EXERCISE DESCRIPTION:
Work through the records below and copy every line that includes "JSON".

======== LISTED ENTRIES ========

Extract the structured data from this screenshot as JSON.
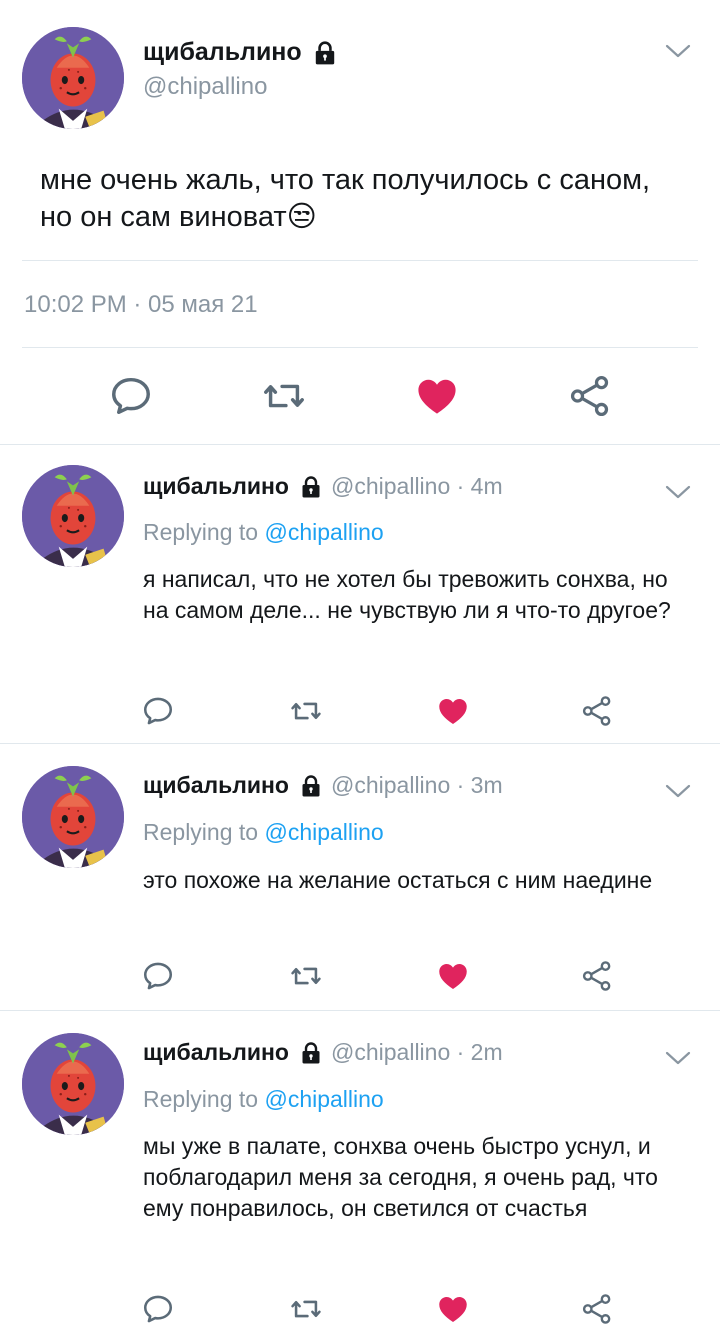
{
  "main_tweet": {
    "display_name": "щибальлино",
    "handle": "@chipallino",
    "text": "мне очень жаль, что так получилось с саном, но он сам виноват",
    "emoji": "😒",
    "timestamp": "10:02 PM · 05 мая 21"
  },
  "replies": [
    {
      "display_name": "щибальлино",
      "handle_time": "@chipallino · 4m",
      "replying_prefix": "Replying to ",
      "replying_to": "@chipallino",
      "text": "я написал, что не хотел бы тревожить сонхва, но на самом деле... не чувствую ли я что-то другое?"
    },
    {
      "display_name": "щибальлино",
      "handle_time": "@chipallino · 3m",
      "replying_prefix": "Replying to ",
      "replying_to": "@chipallino",
      "text": "это похоже на желание остаться с ним наедине"
    },
    {
      "display_name": "щибальлино",
      "handle_time": "@chipallino · 2m",
      "replying_prefix": "Replying to ",
      "replying_to": "@chipallino",
      "text": "мы уже в палате, сонхва очень быстро уснул, и поблагодарил меня за сегодня, я очень рад, что ему понравилось, он светился от счастья"
    }
  ],
  "icons": {
    "reply": "reply-icon",
    "retweet": "retweet-icon",
    "like": "like-icon",
    "share": "share-icon",
    "lock": "lock-icon",
    "caret": "chevron-down-icon"
  },
  "colors": {
    "like": "#e0245e",
    "link": "#1da1f2",
    "muted": "#8a96a1",
    "avatar_bg": "#6b5aa8",
    "divider": "#e1e8ed"
  }
}
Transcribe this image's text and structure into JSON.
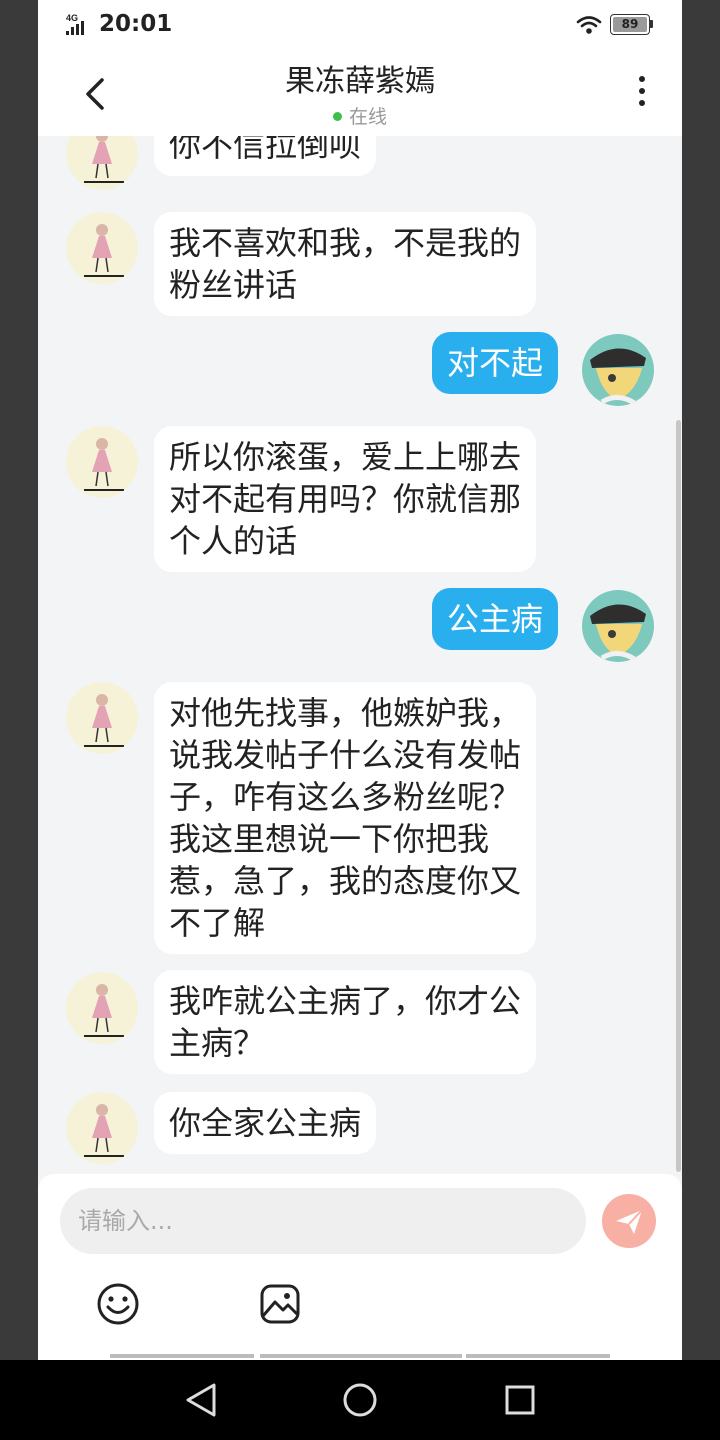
{
  "status_bar": {
    "network": "4G",
    "time": "20:01",
    "battery": "89"
  },
  "header": {
    "title": "果冻薛紫嫣",
    "status": "在线"
  },
  "messages": [
    {
      "side": "in",
      "text": "你不信拉倒呗"
    },
    {
      "side": "in",
      "text": "我不喜欢和我，不是我的\n粉丝讲话"
    },
    {
      "side": "out",
      "text": "对不起"
    },
    {
      "side": "in",
      "text": "所以你滚蛋，爱上上哪去\n对不起有用吗？你就信那\n个人的话"
    },
    {
      "side": "out",
      "text": "公主病"
    },
    {
      "side": "in",
      "text": "对他先找事，他嫉妒我，\n说我发帖子什么没有发帖\n子，咋有这么多粉丝呢？\n我这里想说一下你把我\n惹，急了，我的态度你又\n不了解"
    },
    {
      "side": "in",
      "text": "我咋就公主病了，你才公\n主病？"
    },
    {
      "side": "in",
      "text": "你全家公主病"
    }
  ],
  "composer": {
    "placeholder": "请输入..."
  },
  "colors": {
    "outgoing_bubble": "#29aeee",
    "incoming_bubble": "#ffffff",
    "send_button": "#f9b0a4",
    "online_dot": "#3fbe4c"
  },
  "icons": {
    "back": "chevron-left-icon",
    "menu": "more-vertical-icon",
    "send": "paper-plane-icon",
    "emoji": "emoji-icon",
    "image": "image-icon"
  }
}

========

OUTPUT OF THE TASK:
Extract the structured data from this screenshot as JSON.
Transcribe this image's text and structure into JSON.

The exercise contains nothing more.